• TASK DESCRIPTION: Pull out all lines from the listing below in which the word "ایران" appears.
================================
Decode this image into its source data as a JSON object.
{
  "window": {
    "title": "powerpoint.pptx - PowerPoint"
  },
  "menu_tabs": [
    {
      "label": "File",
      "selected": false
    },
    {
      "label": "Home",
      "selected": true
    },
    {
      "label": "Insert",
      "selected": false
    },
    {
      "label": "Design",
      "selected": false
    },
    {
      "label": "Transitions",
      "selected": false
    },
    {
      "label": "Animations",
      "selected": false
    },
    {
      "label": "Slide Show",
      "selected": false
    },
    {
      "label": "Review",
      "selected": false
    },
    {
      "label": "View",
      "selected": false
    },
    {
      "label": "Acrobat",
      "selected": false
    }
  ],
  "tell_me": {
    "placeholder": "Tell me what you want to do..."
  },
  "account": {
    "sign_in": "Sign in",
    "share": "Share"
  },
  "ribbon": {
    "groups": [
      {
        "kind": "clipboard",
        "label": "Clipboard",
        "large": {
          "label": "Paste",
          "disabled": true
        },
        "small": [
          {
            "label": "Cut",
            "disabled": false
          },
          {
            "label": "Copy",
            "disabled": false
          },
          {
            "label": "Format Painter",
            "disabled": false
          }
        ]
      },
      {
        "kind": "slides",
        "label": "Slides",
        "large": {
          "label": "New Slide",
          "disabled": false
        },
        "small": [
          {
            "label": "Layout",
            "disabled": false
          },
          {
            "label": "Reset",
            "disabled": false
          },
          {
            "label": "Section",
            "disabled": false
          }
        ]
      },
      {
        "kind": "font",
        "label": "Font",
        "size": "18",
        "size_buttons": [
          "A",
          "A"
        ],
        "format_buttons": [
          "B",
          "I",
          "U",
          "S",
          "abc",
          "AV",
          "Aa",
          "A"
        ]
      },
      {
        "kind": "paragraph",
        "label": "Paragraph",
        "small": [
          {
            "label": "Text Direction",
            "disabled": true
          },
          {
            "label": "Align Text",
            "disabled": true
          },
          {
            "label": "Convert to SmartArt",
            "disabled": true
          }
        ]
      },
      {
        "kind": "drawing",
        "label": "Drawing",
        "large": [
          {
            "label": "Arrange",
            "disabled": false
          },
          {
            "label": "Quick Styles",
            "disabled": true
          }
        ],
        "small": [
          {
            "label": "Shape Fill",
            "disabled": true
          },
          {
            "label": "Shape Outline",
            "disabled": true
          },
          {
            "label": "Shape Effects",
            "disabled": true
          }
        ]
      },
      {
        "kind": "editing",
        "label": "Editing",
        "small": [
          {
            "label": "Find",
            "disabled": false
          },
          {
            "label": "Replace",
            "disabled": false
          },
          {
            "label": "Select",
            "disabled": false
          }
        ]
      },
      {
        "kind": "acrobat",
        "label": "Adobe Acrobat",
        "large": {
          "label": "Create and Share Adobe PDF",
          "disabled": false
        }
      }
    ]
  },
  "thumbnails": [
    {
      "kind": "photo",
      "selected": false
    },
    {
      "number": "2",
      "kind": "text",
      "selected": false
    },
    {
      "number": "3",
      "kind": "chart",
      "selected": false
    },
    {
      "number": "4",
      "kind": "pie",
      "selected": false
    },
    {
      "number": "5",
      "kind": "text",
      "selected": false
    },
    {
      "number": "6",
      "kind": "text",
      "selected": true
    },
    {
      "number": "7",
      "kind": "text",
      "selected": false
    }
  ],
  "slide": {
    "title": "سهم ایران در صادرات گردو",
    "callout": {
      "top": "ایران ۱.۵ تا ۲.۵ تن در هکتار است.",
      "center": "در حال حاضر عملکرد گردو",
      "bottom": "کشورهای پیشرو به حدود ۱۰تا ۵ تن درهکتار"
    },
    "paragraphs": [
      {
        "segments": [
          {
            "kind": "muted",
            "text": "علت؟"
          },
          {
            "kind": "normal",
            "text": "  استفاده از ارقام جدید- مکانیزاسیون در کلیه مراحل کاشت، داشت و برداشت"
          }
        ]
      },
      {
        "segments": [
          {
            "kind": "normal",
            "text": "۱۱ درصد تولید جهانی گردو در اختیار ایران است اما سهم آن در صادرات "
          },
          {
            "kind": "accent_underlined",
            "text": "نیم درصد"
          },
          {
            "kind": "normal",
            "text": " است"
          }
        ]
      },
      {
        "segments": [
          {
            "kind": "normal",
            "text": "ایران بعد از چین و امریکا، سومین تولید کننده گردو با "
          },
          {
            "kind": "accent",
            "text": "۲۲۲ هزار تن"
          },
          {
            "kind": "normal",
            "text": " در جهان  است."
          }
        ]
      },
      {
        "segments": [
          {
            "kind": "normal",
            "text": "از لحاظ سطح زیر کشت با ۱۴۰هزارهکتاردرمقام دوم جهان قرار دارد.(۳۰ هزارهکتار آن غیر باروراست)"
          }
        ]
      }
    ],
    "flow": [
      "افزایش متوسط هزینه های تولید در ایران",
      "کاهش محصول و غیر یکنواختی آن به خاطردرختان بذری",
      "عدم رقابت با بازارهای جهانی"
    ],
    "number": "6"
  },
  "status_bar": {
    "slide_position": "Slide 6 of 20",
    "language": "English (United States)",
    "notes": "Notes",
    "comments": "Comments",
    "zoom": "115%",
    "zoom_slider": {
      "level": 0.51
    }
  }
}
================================
• EXERCISE SOLUTION:
    "title": "سهم ایران در صادرات گردو",
      "top": "ایران ۱.۵ تا ۲.۵ تن در هکتار است.",
            "text": "۱۱ درصد تولید جهانی گردو در اختیار ایران است اما سهم آن در صادرات "
            "text": "ایران بعد از چین و امریکا، سومین تولید کننده گردو با "
      "افزایش متوسط هزینه های تولید در ایران",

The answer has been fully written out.